╭─ Source data

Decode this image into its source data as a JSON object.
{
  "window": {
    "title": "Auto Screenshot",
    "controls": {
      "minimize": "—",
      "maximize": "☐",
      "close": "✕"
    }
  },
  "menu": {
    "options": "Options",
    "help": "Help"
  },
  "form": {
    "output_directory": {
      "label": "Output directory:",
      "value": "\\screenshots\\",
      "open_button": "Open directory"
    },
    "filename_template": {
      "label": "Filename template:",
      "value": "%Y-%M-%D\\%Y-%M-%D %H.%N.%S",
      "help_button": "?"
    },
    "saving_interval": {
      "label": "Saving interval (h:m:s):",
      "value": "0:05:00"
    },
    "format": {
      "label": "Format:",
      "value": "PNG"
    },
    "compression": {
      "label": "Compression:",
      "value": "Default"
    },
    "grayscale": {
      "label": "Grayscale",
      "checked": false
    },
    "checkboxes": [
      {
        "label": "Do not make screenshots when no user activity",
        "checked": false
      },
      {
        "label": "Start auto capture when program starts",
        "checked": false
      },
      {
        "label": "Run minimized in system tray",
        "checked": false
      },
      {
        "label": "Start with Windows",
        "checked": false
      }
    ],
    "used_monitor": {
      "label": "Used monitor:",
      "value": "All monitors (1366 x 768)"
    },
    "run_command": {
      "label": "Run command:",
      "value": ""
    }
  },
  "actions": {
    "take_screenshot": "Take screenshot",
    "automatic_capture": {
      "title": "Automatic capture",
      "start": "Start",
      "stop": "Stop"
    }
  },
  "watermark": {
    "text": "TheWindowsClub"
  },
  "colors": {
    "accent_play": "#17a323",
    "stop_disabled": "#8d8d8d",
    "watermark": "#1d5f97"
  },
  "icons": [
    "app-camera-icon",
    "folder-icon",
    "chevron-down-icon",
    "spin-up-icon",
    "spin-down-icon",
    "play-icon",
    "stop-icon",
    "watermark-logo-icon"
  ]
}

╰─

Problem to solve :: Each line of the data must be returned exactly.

Finished exercise ::
Decode this image into its source data as a JSON object.
{
  "window": {
    "title": "Auto Screenshot",
    "controls": {
      "minimize": "—",
      "maximize": "☐",
      "close": "✕"
    }
  },
  "menu": {
    "options": "Options",
    "help": "Help"
  },
  "form": {
    "output_directory": {
      "label": "Output directory:",
      "value": "\\screenshots\\",
      "open_button": "Open directory"
    },
    "filename_template": {
      "label": "Filename template:",
      "value": "%Y-%M-%D\\%Y-%M-%D %H.%N.%S",
      "help_button": "?"
    },
    "saving_interval": {
      "label": "Saving interval (h:m:s):",
      "value": "0:05:00"
    },
    "format": {
      "label": "Format:",
      "value": "PNG"
    },
    "compression": {
      "label": "Compression:",
      "value": "Default"
    },
    "grayscale": {
      "label": "Grayscale",
      "checked": false
    },
    "checkboxes": [
      {
        "label": "Do not make screenshots when no user activity",
        "checked": false
      },
      {
        "label": "Start auto capture when program starts",
        "checked": false
      },
      {
        "label": "Run minimized in system tray",
        "checked": false
      },
      {
        "label": "Start with Windows",
        "checked": false
      }
    ],
    "used_monitor": {
      "label": "Used monitor:",
      "value": "All monitors (1366 x 768)"
    },
    "run_command": {
      "label": "Run command:",
      "value": ""
    }
  },
  "actions": {
    "take_screenshot": "Take screenshot",
    "automatic_capture": {
      "title": "Automatic capture",
      "start": "Start",
      "stop": "Stop"
    }
  },
  "watermark": {
    "text": "TheWindowsClub"
  },
  "colors": {
    "accent_play": "#17a323",
    "stop_disabled": "#8d8d8d",
    "watermark": "#1d5f97"
  },
  "icons": [
    "app-camera-icon",
    "folder-icon",
    "chevron-down-icon",
    "spin-up-icon",
    "spin-down-icon",
    "play-icon",
    "stop-icon",
    "watermark-logo-icon"
  ]
}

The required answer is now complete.